She messaged me a few more times telling me to let her know if I changed my mind and how badly she “wanted this opportunity.” I kept my baby.
Since then there have been moments in spending time with my aunt (my cousin’s mom), that this has been brought up and I’m told about how much it hurt my cousin that I didn’t let her adopt my son. That “it hurt her deeply and was wrong.” Blah blah blah.
I answer, “How do you think I would have felt having to get rid of my baby? I would have been suicidal.”
Fast forward again –
My cousin has finally adopted the baby she always wanted. She is now having a baby shower, inviting everyone in my family (my aunt, cousins and step-grandma). They are all mad at me that I’m refusing to go and “celebrate this with her and her new baby.”
Back to the beginning, she says, “Knowing what I know about adoption, I’m now against this whole thing and because of what happened, it would just be way too personal.”
When one really begins to read what grown adoptees say for themselves about their experience of having been adopted and when one reads deeply some of the therapists that work with adoptees to heal their trauma, one understands why this young mother feels the way she feels.

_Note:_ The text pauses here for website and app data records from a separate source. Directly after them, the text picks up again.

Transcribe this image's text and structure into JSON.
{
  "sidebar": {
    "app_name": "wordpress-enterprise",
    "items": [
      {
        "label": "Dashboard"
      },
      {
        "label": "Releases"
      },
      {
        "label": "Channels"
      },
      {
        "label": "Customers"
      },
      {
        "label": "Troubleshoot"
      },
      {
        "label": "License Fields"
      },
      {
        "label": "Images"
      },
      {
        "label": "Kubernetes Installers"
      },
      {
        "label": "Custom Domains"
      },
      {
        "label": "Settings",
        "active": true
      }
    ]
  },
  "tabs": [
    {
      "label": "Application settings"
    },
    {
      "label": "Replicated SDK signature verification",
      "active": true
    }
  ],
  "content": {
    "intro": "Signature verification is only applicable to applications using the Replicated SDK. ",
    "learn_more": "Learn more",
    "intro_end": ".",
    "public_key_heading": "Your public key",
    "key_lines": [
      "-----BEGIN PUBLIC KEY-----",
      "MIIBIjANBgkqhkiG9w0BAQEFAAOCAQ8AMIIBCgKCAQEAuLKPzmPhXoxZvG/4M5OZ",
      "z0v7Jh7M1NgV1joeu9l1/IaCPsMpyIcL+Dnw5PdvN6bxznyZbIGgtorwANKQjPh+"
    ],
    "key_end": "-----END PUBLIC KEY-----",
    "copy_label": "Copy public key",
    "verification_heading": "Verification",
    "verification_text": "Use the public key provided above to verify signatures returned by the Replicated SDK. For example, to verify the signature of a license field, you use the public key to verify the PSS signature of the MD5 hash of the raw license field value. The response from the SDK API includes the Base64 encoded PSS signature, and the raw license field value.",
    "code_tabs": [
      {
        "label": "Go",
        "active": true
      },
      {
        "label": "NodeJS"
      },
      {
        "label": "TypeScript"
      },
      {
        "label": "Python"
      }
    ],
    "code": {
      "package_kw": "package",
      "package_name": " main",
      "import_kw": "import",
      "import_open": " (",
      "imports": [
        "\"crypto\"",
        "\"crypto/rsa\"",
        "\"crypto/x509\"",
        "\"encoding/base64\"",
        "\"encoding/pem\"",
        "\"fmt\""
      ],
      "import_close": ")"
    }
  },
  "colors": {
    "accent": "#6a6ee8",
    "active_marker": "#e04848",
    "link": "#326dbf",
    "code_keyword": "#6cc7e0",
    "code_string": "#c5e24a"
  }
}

I belong to an adoption group with all aspects of the practice represented – adoptees, former foster youth, original mothers, adoptive parents and hopeful adoptive parents. This group works actively to encourage young pregnant women to keep and parent their child. Often they even supply resources for her to do so. Society should be actively trying to keep families together instead of tearing them apart. And there are reforms being promoted for dealing with the circumstances of the tragic few that have no family to go to.